She pointed out that the Government had made very little effort to persuade people to register as donors. "Where is the big media campaign, where are the leaflets? Why, when I go to see my GP, doesn't he ask me about organ donation? These are the things they should be doing - not taking away our right to decide what happens to our bodies."

John Locke said: ”Every man has a property in his own person. This nobody has a right to, but himself.”

Not according to Gordon Brown it seems - The fact that he is apparently willing to support such a scheme says a lot about the way he thinks.

In a way it is another for of taxation - to be paid in flesh.

He clearly believes that the state, though he would no doubt wish to euphemistically couch it in terms of ‘society’, or even that much abused term ‘the community’, has a greater right to an individual’s private property than the actual owner. Especially when said owner is unable to express an opinion, be that property bricks and mortar, cash or their own person.

What next? Once the state has established the precedence in having a proprietorial interest over the individual’s own body, regardless of their personal wishes? Will it then be happy to permit you to fail to maximise it’s effectiveness by not taking enough exercise, or for you to damage it by over eating, or drinking any alcohol?

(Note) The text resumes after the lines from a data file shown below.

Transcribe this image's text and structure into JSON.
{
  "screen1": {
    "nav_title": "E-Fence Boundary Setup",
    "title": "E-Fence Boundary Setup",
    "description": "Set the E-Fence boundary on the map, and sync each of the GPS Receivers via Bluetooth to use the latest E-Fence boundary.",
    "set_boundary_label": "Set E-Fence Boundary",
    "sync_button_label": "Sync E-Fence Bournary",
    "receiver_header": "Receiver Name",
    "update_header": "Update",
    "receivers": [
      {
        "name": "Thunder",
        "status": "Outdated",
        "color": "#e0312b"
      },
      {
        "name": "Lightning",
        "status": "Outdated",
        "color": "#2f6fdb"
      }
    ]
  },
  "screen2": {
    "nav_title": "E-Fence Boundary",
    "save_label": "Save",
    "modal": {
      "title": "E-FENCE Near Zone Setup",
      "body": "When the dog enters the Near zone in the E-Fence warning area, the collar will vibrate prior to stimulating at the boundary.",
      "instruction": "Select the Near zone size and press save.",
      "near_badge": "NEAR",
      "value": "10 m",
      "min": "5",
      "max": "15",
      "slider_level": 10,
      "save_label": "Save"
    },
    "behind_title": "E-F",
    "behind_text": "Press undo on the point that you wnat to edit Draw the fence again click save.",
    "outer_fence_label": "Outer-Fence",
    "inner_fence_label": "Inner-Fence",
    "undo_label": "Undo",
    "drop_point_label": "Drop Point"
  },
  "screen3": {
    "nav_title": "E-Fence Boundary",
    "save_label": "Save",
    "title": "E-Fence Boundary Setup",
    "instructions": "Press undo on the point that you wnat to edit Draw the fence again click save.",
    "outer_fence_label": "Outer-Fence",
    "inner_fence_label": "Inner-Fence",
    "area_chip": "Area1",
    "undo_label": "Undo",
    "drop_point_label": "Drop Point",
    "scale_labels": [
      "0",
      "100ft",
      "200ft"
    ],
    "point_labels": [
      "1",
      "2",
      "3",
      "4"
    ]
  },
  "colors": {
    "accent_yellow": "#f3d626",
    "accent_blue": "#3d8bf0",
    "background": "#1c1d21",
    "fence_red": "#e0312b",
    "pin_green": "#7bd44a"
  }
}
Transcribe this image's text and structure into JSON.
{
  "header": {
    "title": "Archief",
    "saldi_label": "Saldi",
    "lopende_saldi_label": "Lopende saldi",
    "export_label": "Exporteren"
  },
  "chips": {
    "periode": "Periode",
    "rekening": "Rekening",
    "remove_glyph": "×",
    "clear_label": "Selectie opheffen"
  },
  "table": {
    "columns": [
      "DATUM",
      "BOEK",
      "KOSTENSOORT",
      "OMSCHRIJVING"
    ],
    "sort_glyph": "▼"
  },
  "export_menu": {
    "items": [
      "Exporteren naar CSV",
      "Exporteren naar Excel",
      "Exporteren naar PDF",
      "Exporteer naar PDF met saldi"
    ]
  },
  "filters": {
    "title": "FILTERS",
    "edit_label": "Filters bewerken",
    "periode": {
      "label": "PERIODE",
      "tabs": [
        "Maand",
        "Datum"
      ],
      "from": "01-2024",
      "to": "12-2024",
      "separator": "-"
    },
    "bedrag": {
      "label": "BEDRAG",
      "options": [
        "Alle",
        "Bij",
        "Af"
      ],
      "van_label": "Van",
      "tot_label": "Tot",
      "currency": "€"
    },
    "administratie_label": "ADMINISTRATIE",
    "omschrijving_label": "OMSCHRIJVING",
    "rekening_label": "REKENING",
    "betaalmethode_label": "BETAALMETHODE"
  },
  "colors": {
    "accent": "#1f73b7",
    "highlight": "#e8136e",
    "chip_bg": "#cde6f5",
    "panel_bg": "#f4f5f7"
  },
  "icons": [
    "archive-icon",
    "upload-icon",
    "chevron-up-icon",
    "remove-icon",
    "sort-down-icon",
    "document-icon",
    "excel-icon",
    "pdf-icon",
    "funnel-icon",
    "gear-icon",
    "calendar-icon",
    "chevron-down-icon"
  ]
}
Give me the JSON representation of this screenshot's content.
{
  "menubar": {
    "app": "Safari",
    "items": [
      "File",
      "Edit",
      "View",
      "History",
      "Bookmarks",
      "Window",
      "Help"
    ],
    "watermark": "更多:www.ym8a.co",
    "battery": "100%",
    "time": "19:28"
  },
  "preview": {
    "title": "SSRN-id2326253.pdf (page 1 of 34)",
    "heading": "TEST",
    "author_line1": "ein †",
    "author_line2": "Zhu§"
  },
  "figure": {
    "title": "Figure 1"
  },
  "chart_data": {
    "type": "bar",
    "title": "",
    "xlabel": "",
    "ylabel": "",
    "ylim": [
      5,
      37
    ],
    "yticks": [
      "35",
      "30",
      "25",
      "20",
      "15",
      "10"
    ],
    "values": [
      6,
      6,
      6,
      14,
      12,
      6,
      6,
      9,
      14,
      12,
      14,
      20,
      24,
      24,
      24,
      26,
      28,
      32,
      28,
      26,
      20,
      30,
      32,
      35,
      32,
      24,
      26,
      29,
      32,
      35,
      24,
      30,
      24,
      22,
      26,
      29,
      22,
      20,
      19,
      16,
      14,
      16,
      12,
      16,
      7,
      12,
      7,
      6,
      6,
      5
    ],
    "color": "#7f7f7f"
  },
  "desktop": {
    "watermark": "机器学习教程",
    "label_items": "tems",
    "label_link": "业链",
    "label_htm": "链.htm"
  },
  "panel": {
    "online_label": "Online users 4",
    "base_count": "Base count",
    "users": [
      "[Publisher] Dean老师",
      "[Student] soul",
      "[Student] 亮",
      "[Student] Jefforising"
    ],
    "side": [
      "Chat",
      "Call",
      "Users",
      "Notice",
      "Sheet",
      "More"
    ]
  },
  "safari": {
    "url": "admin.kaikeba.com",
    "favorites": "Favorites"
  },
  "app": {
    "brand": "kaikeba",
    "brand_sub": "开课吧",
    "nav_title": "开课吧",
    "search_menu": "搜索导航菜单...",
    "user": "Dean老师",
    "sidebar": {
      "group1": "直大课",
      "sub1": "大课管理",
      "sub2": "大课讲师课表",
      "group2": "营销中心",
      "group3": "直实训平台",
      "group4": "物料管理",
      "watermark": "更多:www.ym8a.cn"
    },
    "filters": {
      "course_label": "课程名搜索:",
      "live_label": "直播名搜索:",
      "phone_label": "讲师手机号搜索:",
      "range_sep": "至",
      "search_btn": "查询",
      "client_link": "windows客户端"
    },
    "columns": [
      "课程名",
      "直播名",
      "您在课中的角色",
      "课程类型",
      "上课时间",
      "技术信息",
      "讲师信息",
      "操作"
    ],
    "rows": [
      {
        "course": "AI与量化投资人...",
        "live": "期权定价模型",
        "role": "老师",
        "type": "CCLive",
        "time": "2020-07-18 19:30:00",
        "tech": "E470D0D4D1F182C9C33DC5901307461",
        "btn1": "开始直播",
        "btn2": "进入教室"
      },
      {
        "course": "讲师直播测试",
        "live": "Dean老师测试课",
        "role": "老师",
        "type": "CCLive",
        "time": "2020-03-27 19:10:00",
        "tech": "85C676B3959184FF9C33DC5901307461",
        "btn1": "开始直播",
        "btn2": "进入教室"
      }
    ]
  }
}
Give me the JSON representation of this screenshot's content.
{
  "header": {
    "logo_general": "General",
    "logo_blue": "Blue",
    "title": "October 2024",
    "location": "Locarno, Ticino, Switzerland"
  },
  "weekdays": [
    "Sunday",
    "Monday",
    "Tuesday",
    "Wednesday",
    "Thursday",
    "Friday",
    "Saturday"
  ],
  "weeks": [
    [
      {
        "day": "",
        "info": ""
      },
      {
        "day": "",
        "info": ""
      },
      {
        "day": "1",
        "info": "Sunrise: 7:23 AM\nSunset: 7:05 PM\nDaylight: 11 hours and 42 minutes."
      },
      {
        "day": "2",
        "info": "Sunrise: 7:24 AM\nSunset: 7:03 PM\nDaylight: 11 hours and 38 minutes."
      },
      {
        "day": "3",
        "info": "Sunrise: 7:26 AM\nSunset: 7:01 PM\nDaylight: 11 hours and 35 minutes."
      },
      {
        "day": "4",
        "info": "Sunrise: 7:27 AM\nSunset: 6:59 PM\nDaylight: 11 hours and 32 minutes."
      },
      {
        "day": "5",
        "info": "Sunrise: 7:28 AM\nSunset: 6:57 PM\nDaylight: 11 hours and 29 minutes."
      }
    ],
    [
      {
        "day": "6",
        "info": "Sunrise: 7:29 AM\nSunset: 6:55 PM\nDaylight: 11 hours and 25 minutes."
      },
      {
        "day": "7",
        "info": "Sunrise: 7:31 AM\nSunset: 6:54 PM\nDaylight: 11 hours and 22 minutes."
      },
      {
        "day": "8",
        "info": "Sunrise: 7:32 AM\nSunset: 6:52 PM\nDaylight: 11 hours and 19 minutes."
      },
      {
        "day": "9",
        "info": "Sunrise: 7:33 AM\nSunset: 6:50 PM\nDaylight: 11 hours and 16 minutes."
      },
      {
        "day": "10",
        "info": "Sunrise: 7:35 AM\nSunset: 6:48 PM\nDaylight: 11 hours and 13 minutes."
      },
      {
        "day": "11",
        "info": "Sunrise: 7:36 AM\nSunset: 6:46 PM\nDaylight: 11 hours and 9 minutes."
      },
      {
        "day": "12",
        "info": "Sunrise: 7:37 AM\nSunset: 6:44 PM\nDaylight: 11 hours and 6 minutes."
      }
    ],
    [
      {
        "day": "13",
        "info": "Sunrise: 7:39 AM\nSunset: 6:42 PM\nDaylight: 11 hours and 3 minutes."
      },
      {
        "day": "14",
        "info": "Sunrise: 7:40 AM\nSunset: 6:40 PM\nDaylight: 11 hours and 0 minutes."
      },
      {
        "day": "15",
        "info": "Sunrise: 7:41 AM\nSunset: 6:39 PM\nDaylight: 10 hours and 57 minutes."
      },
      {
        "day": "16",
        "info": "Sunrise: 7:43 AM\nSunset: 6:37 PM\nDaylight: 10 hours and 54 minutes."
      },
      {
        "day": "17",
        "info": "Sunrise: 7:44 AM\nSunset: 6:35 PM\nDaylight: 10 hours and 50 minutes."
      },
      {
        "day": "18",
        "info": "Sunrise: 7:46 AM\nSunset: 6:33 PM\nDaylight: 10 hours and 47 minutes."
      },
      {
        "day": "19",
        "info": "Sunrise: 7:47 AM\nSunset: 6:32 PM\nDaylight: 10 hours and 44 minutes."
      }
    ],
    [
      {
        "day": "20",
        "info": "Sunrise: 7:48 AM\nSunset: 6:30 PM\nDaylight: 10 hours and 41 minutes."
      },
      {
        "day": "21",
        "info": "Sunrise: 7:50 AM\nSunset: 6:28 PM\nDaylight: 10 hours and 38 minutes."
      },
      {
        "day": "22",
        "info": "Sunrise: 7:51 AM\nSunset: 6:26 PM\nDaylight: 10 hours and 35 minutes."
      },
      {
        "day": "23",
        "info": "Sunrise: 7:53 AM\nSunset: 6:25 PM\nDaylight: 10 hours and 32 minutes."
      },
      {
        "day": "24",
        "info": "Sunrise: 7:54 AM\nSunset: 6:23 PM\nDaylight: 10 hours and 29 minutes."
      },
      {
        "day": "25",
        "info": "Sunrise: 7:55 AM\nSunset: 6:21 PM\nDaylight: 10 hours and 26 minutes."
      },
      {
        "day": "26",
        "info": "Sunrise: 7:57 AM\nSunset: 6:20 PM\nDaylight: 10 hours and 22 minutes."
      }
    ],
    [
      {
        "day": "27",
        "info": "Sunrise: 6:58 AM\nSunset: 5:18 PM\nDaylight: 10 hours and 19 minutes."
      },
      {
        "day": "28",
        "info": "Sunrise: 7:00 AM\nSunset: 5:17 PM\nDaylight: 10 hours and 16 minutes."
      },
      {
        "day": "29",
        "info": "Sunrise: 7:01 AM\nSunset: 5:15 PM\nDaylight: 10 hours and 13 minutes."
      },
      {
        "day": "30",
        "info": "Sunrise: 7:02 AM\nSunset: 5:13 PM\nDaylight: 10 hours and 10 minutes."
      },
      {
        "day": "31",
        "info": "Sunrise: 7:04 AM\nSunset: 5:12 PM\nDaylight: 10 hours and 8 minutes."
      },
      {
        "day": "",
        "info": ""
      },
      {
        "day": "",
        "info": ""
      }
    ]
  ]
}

That might make the organs less likely to be of use and you to be an unreasonable drain on the NHS taking precious resources that could be used on something more sociably useful such as another manager.

To presume consent is to take without consent and to presume the right to do so.

5 comments:

Kat P said...

BBC News 24 seems to be pushing the new government line.

They looked quite surprised a patients’ association representative was against it and were more hostile on him in the interview than usual.

Bretwalda Edwin-Higham said...

He's not getting my organs, the fr---in' ghoul.

Phil A said...

Kat, I think I may have caught part of that interview. In the one I saw the guy made the quite telling point that who could trust a Government database anyway, opt in or out, to actually get it right.

I thought exactly. Their jobs database can’t manage to match junior Drs posts, they loose personal data or pass it on to ‘uncle tom cobbly and all’.

You're right, the interviewer did seem more like an interrogator after a confession, once he realised the guy was not towing the party line.

J, I have no particular objection to really donating, if it should ever come to that (which I earnestly hope it does not). My problem is that Gordon Brown apparently assumes the State/he has the right to just take them without asking first.

Shades said...

If presumed consent is introduced then my next action would be explicit dissent.

Kick them in the bollocks with unintended consequences, it's the only language they understand (and the only law they struggle to think about).

Phil A said...

Shades, I must admit. Enforced assumed consent may well result in explicit refusal from me also. I don’t know if this will be the response in the majority.

The whole concept of ‘assumed’ consent relies on the inertia and lack of attention to the matter of the majority until it affects the individual concerned.

That’s what this government relies on across the board not just in this matter.

Re unintended consequences - This Government must be wearing padded leather breeches, the number of times it has been bitten in the backside by inevitable action of the law of unintended consequences brought on by repeated ill conceived and poorly thought out policy and legislation.

I wonder if Brown brought this controversial proposal up at this time, as much to divert attention from the likes of; Hain’s donation laundering, government incompetence over Northern Rock, his selling off gold reserves at a pathetic price highlighted by the current high value of gold, etc., etc., as anything else.